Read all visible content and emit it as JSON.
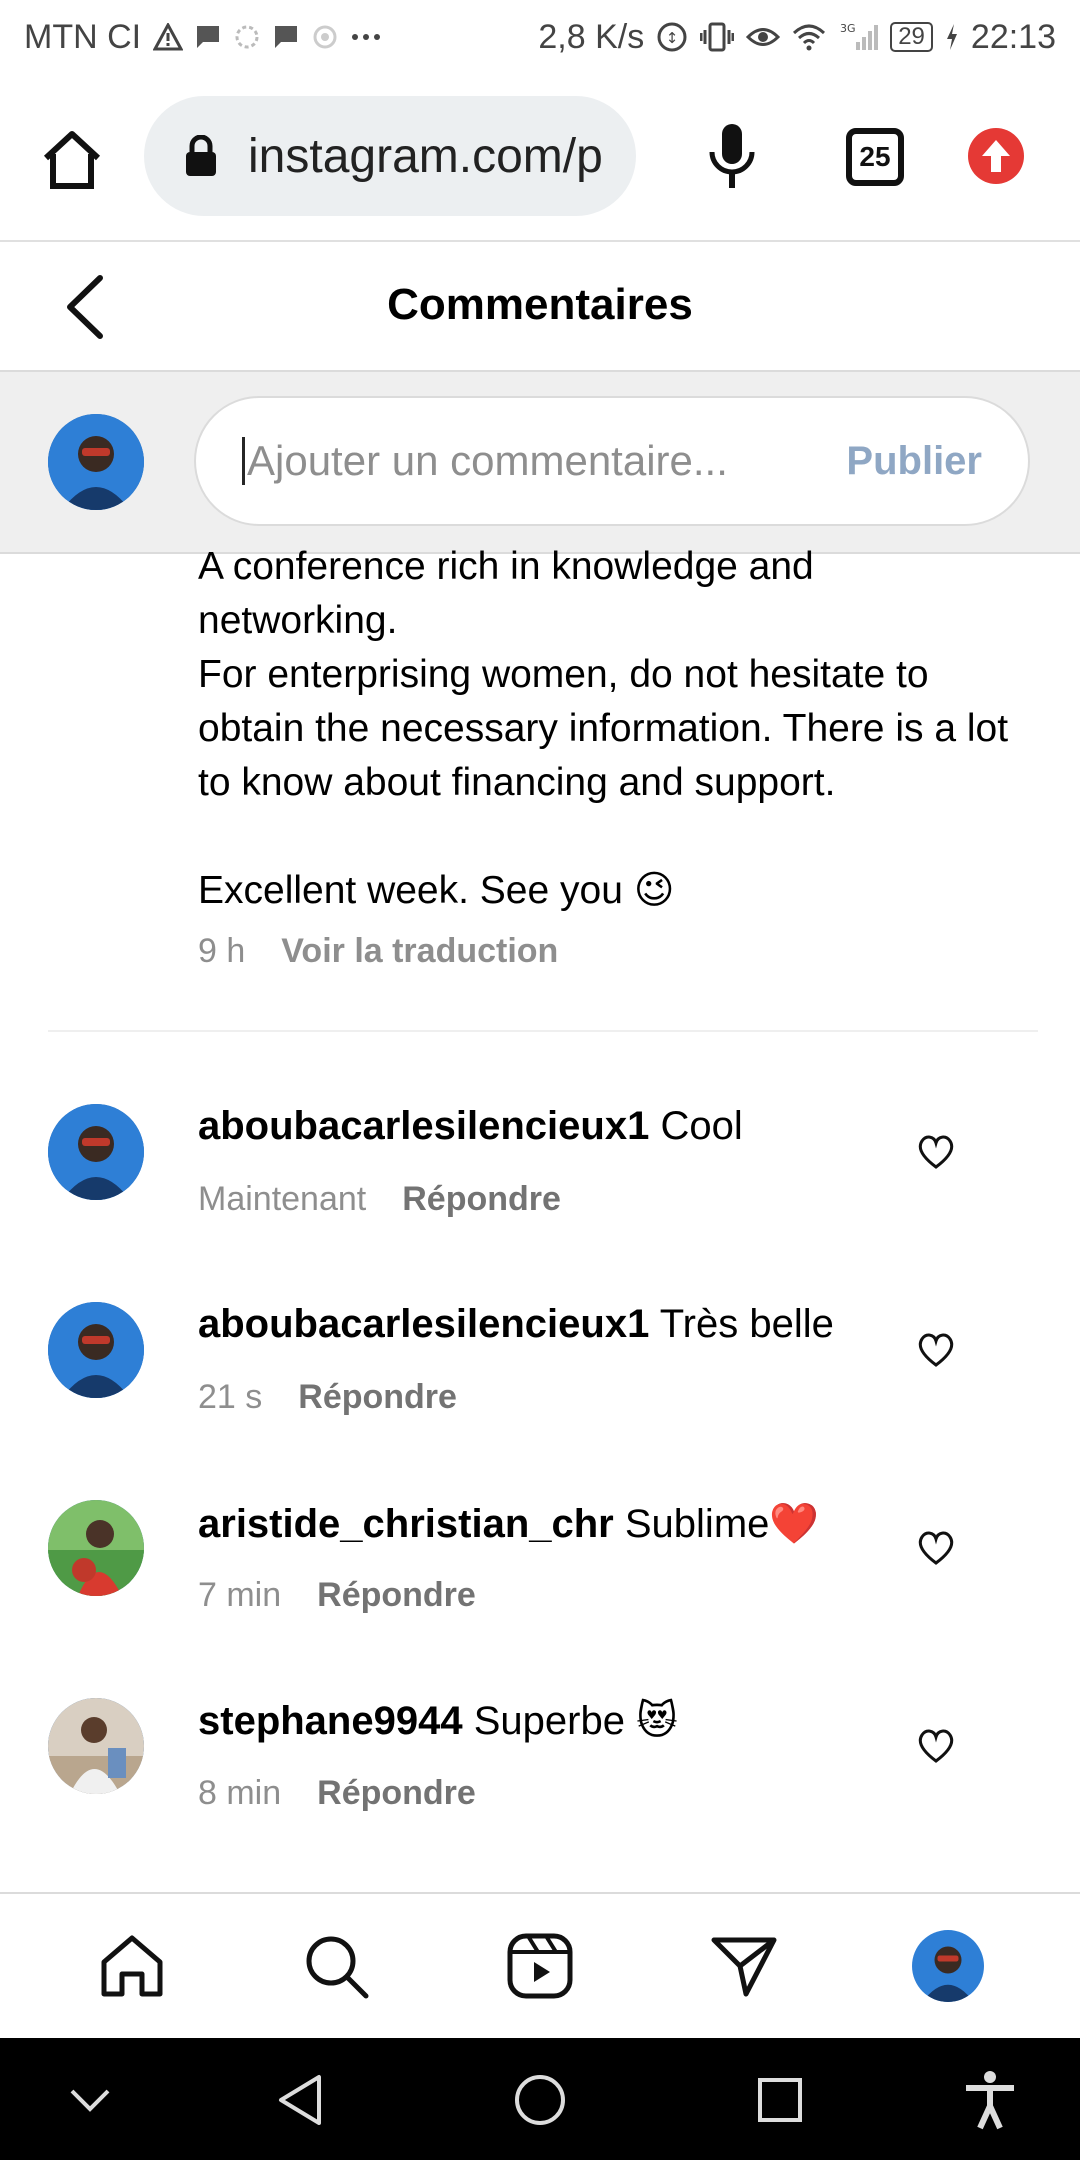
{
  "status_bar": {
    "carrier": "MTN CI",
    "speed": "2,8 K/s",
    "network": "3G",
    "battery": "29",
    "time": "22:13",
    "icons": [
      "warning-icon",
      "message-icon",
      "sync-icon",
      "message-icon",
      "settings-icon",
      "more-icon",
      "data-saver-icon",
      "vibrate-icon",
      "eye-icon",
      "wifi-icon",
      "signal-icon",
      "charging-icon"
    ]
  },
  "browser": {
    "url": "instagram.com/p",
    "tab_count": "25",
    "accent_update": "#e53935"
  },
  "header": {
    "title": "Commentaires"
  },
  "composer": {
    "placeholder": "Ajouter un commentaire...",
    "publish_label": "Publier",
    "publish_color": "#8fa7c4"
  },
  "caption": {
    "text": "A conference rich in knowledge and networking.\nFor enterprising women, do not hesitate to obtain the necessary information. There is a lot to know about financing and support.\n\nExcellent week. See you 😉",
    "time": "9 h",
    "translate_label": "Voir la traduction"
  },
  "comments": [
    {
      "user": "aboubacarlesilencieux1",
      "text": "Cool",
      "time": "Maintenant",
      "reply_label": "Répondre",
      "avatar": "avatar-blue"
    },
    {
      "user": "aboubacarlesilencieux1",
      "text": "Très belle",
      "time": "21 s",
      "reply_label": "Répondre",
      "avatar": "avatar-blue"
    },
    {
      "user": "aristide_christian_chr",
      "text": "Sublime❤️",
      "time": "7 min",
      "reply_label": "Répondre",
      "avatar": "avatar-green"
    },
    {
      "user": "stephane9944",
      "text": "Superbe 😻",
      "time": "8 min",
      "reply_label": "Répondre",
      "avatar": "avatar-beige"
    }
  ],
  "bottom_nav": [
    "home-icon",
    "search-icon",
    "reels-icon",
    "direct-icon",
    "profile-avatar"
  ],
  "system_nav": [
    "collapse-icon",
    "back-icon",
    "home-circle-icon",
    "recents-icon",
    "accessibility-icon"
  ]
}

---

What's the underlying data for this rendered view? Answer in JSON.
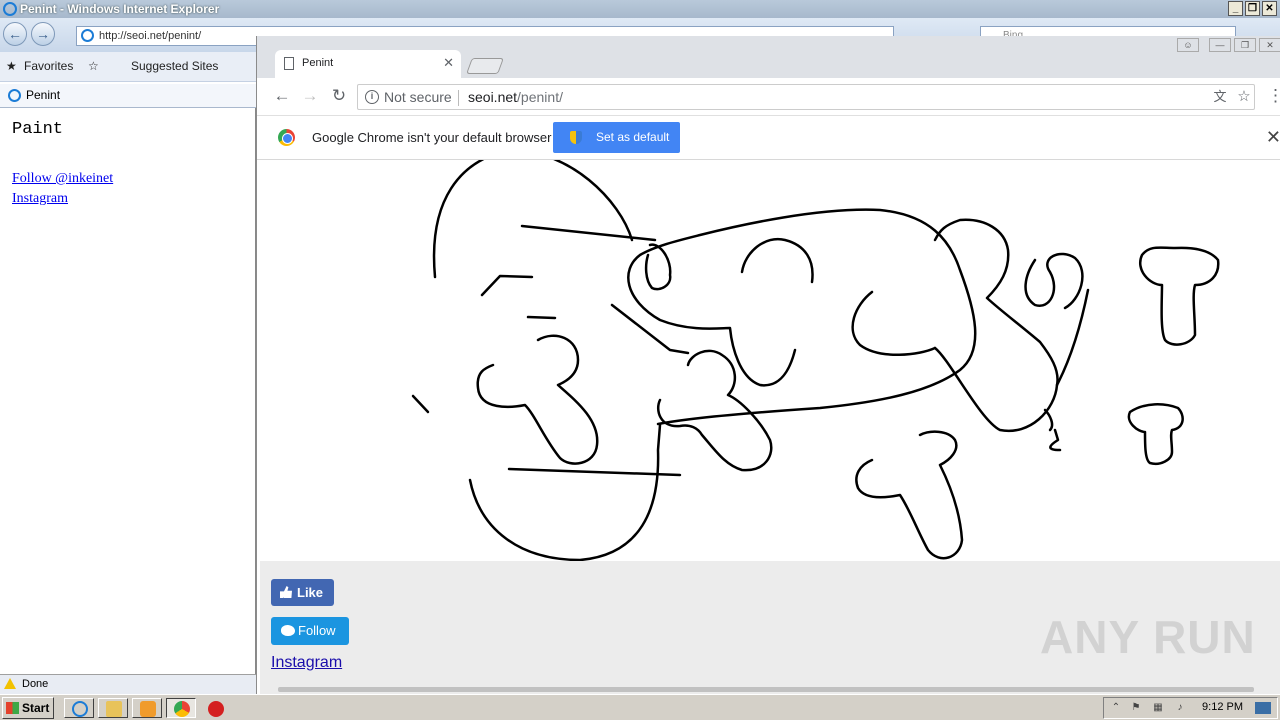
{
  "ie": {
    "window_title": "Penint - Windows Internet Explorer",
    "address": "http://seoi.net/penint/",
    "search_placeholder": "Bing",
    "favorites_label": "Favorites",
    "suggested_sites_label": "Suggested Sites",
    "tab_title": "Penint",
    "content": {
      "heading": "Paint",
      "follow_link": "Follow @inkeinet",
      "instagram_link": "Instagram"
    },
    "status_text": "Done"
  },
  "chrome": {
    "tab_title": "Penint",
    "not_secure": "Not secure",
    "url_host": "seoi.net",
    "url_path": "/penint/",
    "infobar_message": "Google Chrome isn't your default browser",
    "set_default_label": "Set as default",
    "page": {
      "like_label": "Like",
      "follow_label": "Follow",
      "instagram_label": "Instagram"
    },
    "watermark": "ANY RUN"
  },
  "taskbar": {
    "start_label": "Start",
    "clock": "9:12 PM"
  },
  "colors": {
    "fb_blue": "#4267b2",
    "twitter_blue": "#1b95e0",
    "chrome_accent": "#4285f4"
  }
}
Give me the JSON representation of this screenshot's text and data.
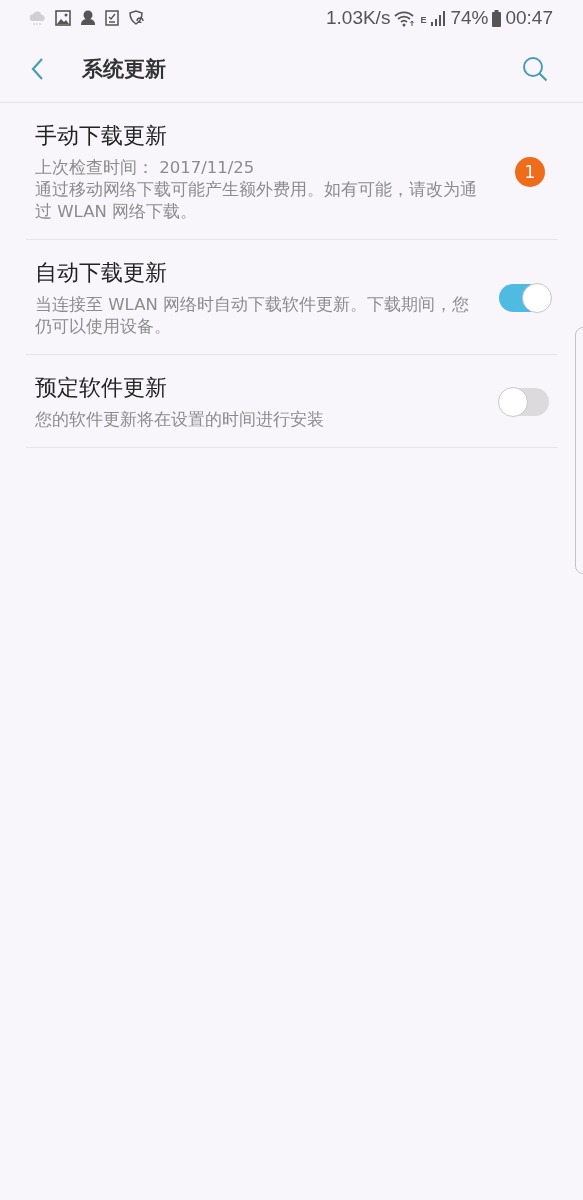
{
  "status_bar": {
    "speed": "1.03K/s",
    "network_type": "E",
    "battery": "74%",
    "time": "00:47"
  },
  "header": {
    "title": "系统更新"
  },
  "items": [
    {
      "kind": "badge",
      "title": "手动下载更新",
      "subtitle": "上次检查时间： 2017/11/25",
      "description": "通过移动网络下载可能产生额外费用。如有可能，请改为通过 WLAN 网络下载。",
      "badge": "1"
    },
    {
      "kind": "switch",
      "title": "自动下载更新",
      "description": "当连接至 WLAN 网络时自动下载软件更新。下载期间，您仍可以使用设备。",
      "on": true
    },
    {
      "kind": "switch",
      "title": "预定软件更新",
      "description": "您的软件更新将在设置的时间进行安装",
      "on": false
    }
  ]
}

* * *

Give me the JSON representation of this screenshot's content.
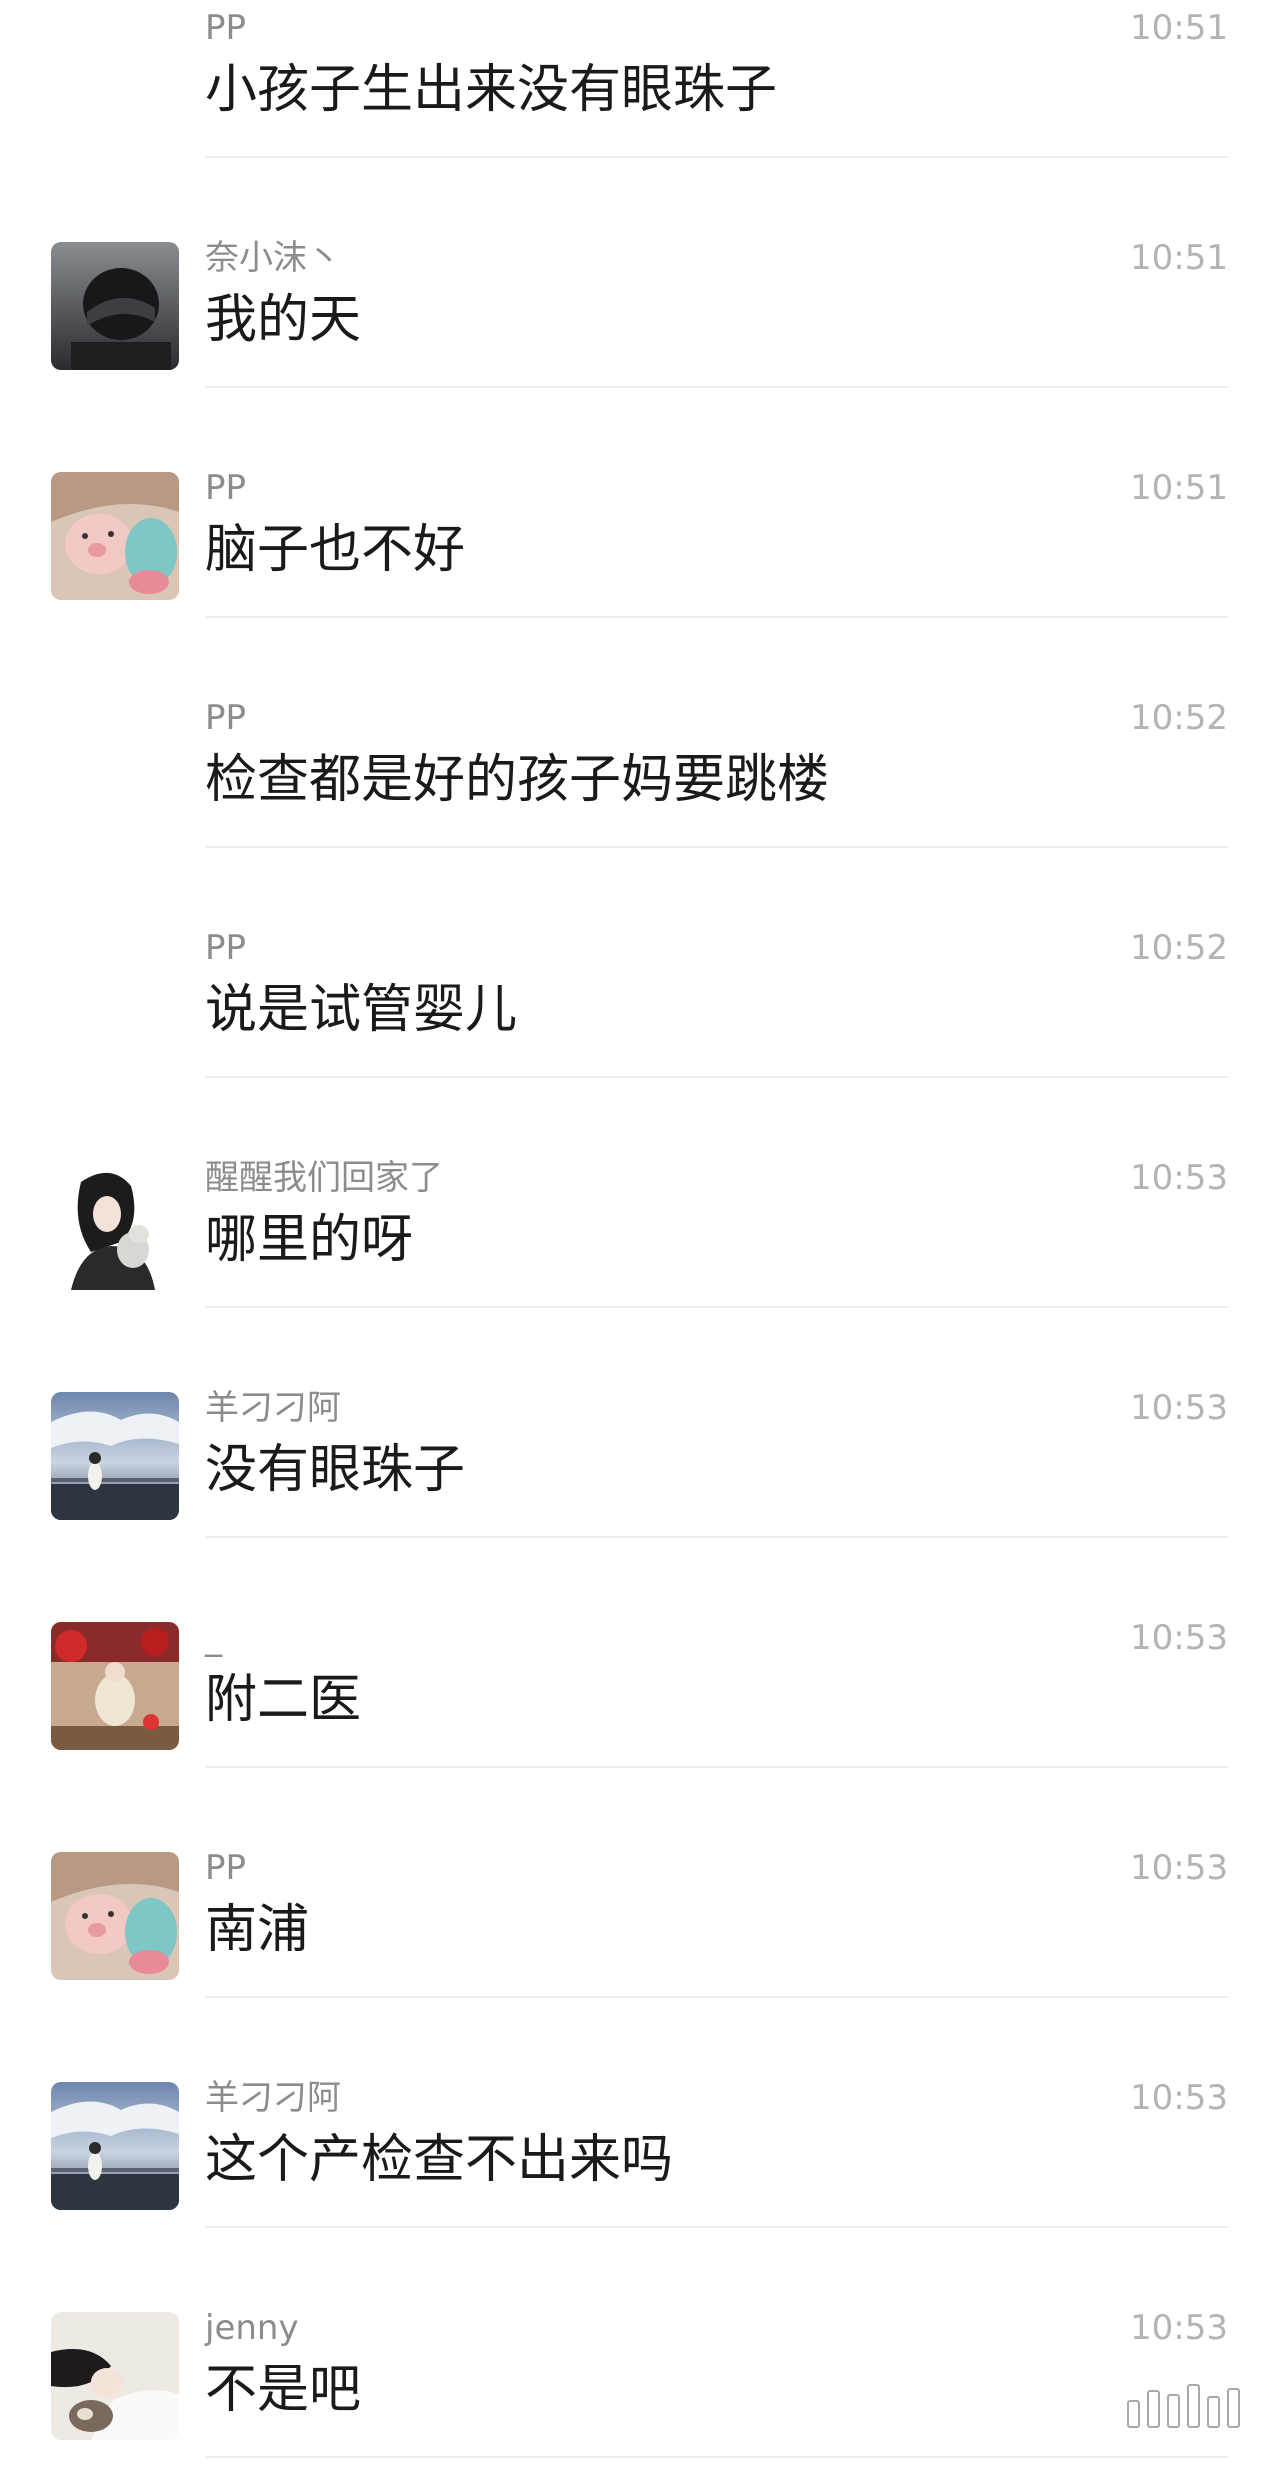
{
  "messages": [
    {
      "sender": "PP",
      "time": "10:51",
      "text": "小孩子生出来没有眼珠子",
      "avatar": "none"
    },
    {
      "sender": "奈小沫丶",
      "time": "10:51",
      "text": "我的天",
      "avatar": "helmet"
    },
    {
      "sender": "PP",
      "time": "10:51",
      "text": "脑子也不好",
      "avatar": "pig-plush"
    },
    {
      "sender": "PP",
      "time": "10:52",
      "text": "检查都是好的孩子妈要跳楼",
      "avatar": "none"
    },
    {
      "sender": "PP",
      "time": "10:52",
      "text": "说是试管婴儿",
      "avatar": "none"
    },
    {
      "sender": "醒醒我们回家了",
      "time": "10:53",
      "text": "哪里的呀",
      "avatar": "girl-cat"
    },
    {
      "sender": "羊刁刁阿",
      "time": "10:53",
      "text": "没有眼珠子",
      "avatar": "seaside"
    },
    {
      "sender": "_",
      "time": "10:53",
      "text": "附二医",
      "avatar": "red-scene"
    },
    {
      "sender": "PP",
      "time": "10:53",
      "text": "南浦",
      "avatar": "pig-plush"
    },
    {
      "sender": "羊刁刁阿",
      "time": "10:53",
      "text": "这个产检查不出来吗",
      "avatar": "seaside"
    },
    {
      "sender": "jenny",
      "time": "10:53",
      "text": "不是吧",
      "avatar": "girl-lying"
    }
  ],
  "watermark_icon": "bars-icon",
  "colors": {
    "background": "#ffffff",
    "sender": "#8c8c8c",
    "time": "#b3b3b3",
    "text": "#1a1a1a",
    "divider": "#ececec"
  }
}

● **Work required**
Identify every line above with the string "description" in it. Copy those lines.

● **Exercise output**
      "description": "通过移动网络下载可能产生额外费用。如有可能，请改为通过 WLAN 网络下载。",
      "description": "当连接至 WLAN 网络时自动下载软件更新。下载期间，您仍可以使用设备。",
      "description": "您的软件更新将在设置的时间进行安装",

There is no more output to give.